#### [Work order]
Count each line below that has the word "MixConsole" in it, and give only the total.

#### [Working data]
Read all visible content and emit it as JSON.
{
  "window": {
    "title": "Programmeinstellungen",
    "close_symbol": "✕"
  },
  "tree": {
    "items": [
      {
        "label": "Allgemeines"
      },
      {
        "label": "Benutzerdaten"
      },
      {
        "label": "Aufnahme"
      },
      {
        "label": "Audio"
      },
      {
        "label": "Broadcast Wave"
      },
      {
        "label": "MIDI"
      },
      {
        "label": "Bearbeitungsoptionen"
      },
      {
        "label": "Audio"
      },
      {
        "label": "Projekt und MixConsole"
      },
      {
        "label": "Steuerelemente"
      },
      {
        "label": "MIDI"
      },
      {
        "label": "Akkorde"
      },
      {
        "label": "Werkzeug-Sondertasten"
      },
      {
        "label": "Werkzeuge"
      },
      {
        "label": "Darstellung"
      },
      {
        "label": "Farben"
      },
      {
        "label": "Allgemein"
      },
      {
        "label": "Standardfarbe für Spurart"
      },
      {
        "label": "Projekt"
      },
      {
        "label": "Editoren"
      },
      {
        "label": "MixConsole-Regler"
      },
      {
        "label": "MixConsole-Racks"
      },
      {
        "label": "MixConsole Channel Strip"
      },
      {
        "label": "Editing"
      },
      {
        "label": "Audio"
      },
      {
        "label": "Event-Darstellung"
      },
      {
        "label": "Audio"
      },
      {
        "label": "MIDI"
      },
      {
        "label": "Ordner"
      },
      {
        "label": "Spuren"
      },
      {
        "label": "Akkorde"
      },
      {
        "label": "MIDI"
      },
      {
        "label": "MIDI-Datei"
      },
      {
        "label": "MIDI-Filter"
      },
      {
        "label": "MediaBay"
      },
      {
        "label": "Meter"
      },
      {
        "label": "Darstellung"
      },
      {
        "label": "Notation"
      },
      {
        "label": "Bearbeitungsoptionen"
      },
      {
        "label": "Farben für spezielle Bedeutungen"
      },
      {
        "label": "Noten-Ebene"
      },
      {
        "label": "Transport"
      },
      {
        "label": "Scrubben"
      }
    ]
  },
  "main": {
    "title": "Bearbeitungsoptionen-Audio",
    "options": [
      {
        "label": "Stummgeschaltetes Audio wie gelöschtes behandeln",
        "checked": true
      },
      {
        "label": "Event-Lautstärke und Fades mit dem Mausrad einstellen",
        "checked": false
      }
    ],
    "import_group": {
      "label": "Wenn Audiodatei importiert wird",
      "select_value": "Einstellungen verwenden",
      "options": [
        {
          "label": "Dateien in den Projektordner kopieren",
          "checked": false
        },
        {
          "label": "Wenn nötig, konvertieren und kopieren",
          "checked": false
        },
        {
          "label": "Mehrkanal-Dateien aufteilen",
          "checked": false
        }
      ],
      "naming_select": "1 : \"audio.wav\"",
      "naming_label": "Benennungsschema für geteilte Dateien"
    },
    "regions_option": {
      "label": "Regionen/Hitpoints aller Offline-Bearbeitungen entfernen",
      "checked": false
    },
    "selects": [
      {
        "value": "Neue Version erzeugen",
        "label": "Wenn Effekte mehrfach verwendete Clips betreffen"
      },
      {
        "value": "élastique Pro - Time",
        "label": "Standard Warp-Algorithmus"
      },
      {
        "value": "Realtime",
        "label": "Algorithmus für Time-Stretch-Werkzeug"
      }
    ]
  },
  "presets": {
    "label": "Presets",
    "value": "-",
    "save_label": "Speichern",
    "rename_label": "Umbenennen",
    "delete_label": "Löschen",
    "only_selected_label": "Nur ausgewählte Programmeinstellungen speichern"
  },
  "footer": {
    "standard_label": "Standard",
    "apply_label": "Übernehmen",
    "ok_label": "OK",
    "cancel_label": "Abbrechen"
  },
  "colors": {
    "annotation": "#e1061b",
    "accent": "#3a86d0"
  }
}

#### [Worked solution]
4